And the nosebleed prices don't stop there. Groceries, utilities, healthcare and transportation expenses run anywhere from 30% to more than 40% higher than what the typical American pays. Even miscellaneous goods and services are nearly a quarter more expensive than the national average.
2. Honolulu, Hawaii
Cost of living: 92.7% above U.S. average
City population: 347,181
Median household income: $72,454
Median home value: $707,400
Unemployment rate: 4.0%
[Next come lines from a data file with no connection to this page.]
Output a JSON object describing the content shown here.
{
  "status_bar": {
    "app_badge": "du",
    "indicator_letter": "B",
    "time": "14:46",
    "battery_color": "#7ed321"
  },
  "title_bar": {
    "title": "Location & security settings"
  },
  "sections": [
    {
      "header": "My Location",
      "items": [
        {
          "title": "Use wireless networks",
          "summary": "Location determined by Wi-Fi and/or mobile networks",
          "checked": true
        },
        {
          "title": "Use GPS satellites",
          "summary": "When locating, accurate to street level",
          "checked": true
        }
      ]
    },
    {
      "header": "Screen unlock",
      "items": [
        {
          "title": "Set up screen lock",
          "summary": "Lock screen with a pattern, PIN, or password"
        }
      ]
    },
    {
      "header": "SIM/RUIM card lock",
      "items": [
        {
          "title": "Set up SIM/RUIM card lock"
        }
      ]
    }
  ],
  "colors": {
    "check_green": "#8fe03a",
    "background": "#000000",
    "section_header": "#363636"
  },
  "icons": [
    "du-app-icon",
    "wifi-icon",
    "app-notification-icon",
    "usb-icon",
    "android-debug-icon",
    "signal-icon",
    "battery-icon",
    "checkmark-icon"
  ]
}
To enjoy the perks of living in such a remote Pacific paradise, Honolulu residents pay more than they would on the mainland for pretty much everything – and it's not hard to understand why. Most goods sold in Hawaii must arrive either by boat or by plane, which jacks up the price considerably.
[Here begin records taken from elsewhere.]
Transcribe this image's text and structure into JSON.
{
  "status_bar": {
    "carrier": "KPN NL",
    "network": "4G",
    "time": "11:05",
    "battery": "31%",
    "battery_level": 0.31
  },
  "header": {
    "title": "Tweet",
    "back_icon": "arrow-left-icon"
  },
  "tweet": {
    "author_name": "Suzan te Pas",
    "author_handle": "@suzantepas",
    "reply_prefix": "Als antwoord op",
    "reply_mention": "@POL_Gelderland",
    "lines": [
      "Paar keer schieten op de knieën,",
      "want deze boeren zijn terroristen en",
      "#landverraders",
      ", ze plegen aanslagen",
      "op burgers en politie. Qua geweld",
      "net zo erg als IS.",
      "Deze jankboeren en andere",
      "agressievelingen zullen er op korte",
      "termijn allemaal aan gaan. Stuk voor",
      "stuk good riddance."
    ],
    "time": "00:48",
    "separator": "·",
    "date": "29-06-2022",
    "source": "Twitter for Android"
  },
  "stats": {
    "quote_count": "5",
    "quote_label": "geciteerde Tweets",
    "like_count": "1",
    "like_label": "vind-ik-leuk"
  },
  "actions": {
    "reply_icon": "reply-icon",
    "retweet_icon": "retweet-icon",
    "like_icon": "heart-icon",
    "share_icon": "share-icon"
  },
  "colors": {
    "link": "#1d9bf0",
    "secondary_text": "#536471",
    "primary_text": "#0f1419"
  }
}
Honolulu has the most expensive groceries by far of all 262 urban areas surveyed for the Cost of Living Index. A can of tuna, for example, is 31% more expensive than the U.S. national average, while a dozen eggs are 2.5 times pricer. Even bananas cost more than double the national average.
Bills take a big bite as well. Utilities cost 2.4 times more than what folks pay on the U.S. mainland. And healthcare and transportation are a fifth to a quarter more expensive than the U.S. average.
But, as always, housing is the biggest income-eater. Housing-related costs are more than four times the national average in Honolulu. Heck, the average home carries a price of $1.5 million.
1. Manhattan, New York
Cost of living: 137.8% above U.S. average
Borough population: 1,629,153
Median household income: $89,812
Median home value: $1,024,500
Unemployment rate: 4.8%
If you've ever been to Manhattan, you don't need us to tell you that it's an expensive place to visit.
But it's even more expensive to live there.
With space at a premium and location paramount, the median home value in Manhattan is second only to San Francisco on our list of most expensive U.S. cities. Typical rent for an apartment averages a stunning $4,604 a month, blowing away every other city tracked by the Cost of Living Index. Meanwhile, the average home price is $2.4 million.
The budget-busting doesn't stop there. Residents pay a premium of 44% at the grocery store, while transportation is 18% above average. Want to see a movie? Ticket prices are 62% higher, on average, than is the norm in the rest of the country. All of this conspires to make Manhattan the most expensive city in the U.S.
Oh, and you'll need to like crowds if you hope to make it in the Big Apple: Manhattan packs in 71,907 residents per square mile, according to the U.S. Census Bureau.